Records drawn from a dataset:
====================

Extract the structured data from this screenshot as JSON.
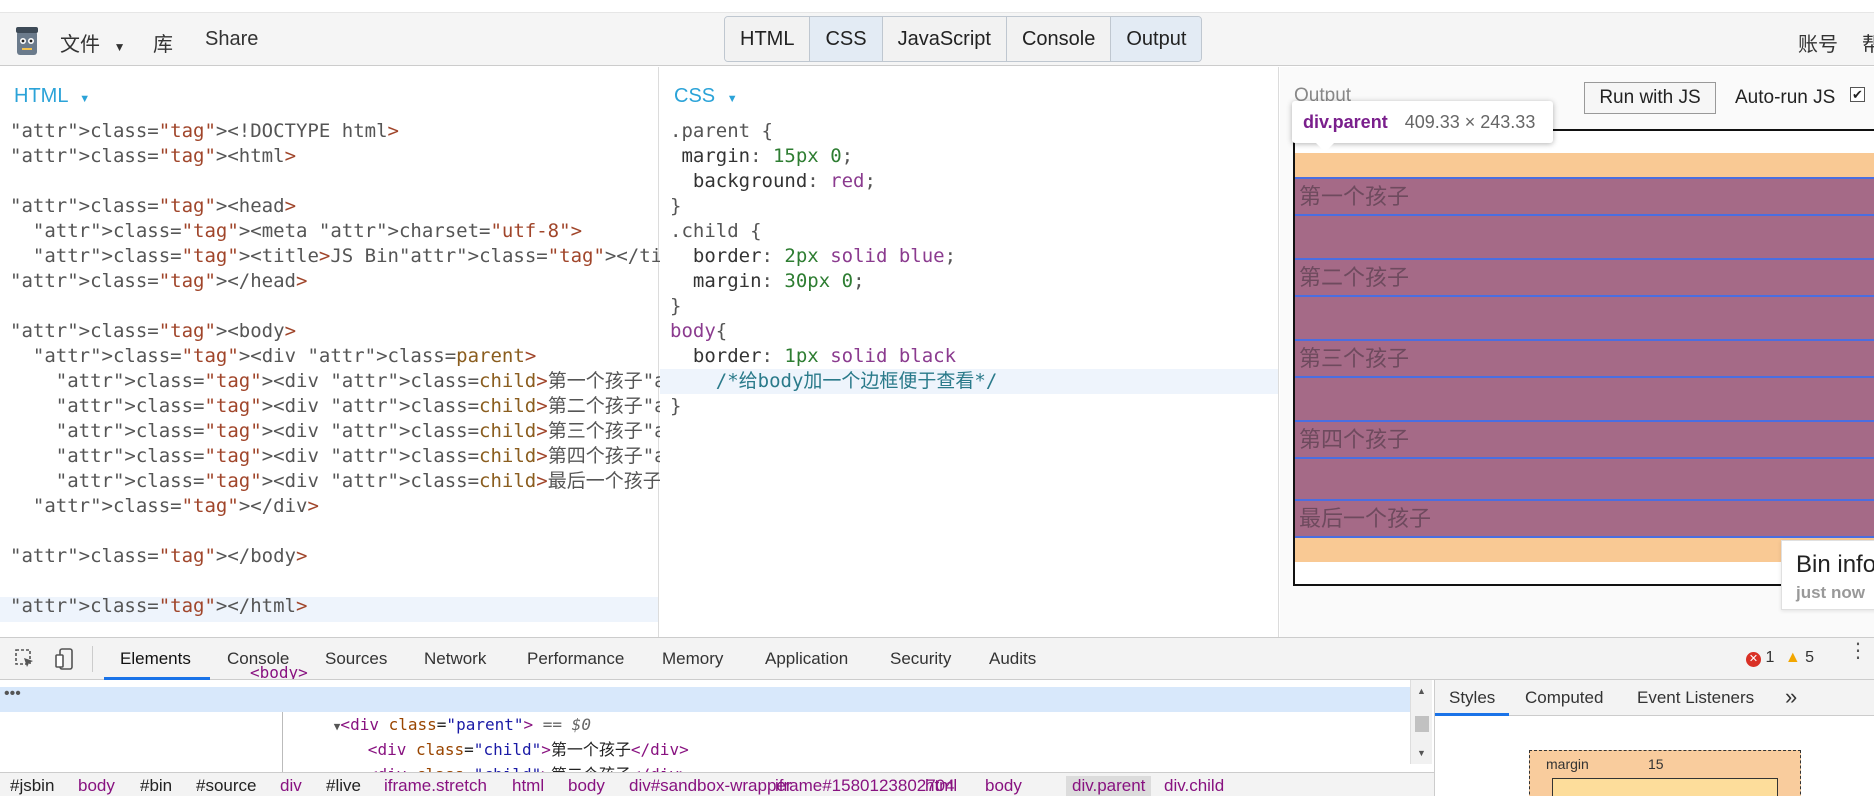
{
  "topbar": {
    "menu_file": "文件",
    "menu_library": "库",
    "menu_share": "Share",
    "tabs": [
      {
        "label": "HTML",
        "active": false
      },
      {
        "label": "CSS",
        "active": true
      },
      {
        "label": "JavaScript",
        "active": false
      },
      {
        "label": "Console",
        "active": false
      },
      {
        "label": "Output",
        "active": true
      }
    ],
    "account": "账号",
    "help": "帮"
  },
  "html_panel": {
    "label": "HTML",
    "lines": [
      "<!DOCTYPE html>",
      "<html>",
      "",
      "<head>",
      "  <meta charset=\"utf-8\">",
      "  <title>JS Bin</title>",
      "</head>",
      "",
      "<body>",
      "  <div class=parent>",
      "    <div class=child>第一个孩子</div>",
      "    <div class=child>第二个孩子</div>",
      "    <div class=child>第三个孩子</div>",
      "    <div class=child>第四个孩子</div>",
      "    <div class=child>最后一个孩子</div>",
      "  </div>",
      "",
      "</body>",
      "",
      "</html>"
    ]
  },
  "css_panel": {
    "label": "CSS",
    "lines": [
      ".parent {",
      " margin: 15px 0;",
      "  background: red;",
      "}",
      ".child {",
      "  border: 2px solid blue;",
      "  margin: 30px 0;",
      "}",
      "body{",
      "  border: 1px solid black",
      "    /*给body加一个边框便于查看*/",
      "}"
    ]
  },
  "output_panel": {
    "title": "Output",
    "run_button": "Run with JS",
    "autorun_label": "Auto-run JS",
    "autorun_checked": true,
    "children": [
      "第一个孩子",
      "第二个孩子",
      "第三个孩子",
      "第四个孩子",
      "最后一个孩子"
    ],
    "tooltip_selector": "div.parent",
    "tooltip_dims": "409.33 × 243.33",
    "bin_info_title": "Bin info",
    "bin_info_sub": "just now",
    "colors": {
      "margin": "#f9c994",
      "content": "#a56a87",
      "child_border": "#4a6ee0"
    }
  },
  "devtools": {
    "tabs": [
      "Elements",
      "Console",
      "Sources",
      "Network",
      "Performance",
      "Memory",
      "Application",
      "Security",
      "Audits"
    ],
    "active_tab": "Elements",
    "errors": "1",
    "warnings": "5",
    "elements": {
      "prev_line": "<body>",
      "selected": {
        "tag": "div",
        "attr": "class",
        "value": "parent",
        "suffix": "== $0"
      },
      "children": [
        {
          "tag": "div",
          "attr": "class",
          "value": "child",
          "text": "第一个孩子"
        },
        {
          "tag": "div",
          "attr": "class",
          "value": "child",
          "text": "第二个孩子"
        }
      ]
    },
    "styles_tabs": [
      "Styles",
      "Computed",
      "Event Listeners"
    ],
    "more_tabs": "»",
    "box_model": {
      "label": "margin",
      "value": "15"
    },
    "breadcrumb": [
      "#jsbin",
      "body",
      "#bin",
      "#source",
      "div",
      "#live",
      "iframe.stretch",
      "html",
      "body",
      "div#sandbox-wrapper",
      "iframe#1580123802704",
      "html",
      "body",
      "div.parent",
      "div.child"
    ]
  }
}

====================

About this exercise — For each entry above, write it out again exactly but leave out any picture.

Written solution —
Extract the structured data from this screenshot as JSON.
{
  "topbar": {
    "menu_file": "文件",
    "menu_library": "库",
    "menu_share": "Share",
    "tabs": [
      {
        "label": "HTML",
        "active": false
      },
      {
        "label": "CSS",
        "active": true
      },
      {
        "label": "JavaScript",
        "active": false
      },
      {
        "label": "Console",
        "active": false
      },
      {
        "label": "Output",
        "active": true
      }
    ],
    "account": "账号",
    "help": "帮"
  },
  "html_panel": {
    "label": "HTML",
    "lines": [
      "<!DOCTYPE html>",
      "<html>",
      "",
      "<head>",
      "  <meta charset=\"utf-8\">",
      "  <title>JS Bin</title>",
      "</head>",
      "",
      "<body>",
      "  <div class=parent>",
      "    <div class=child>第一个孩子</div>",
      "    <div class=child>第二个孩子</div>",
      "    <div class=child>第三个孩子</div>",
      "    <div class=child>第四个孩子</div>",
      "    <div class=child>最后一个孩子</div>",
      "  </div>",
      "",
      "</body>",
      "",
      "</html>"
    ]
  },
  "css_panel": {
    "label": "CSS",
    "lines": [
      ".parent {",
      " margin: 15px 0;",
      "  background: red;",
      "}",
      ".child {",
      "  border: 2px solid blue;",
      "  margin: 30px 0;",
      "}",
      "body{",
      "  border: 1px solid black",
      "    /*给body加一个边框便于查看*/",
      "}"
    ]
  },
  "output_panel": {
    "title": "Output",
    "run_button": "Run with JS",
    "autorun_label": "Auto-run JS",
    "autorun_checked": true,
    "children": [
      "第一个孩子",
      "第二个孩子",
      "第三个孩子",
      "第四个孩子",
      "最后一个孩子"
    ],
    "tooltip_selector": "div.parent",
    "tooltip_dims": "409.33 × 243.33",
    "bin_info_title": "Bin info",
    "bin_info_sub": "just now",
    "colors": {
      "margin": "#f9c994",
      "content": "#a56a87",
      "child_border": "#4a6ee0"
    }
  },
  "devtools": {
    "tabs": [
      "Elements",
      "Console",
      "Sources",
      "Network",
      "Performance",
      "Memory",
      "Application",
      "Security",
      "Audits"
    ],
    "active_tab": "Elements",
    "errors": "1",
    "warnings": "5",
    "elements": {
      "prev_line": "<body>",
      "selected": {
        "tag": "div",
        "attr": "class",
        "value": "parent",
        "suffix": "== $0"
      },
      "children": [
        {
          "tag": "div",
          "attr": "class",
          "value": "child",
          "text": "第一个孩子"
        },
        {
          "tag": "div",
          "attr": "class",
          "value": "child",
          "text": "第二个孩子"
        }
      ]
    },
    "styles_tabs": [
      "Styles",
      "Computed",
      "Event Listeners"
    ],
    "more_tabs": "»",
    "box_model": {
      "label": "margin",
      "value": "15"
    },
    "breadcrumb": [
      "#jsbin",
      "body",
      "#bin",
      "#source",
      "div",
      "#live",
      "iframe.stretch",
      "html",
      "body",
      "div#sandbox-wrapper",
      "iframe#1580123802704",
      "html",
      "body",
      "div.parent",
      "div.child"
    ]
  }
}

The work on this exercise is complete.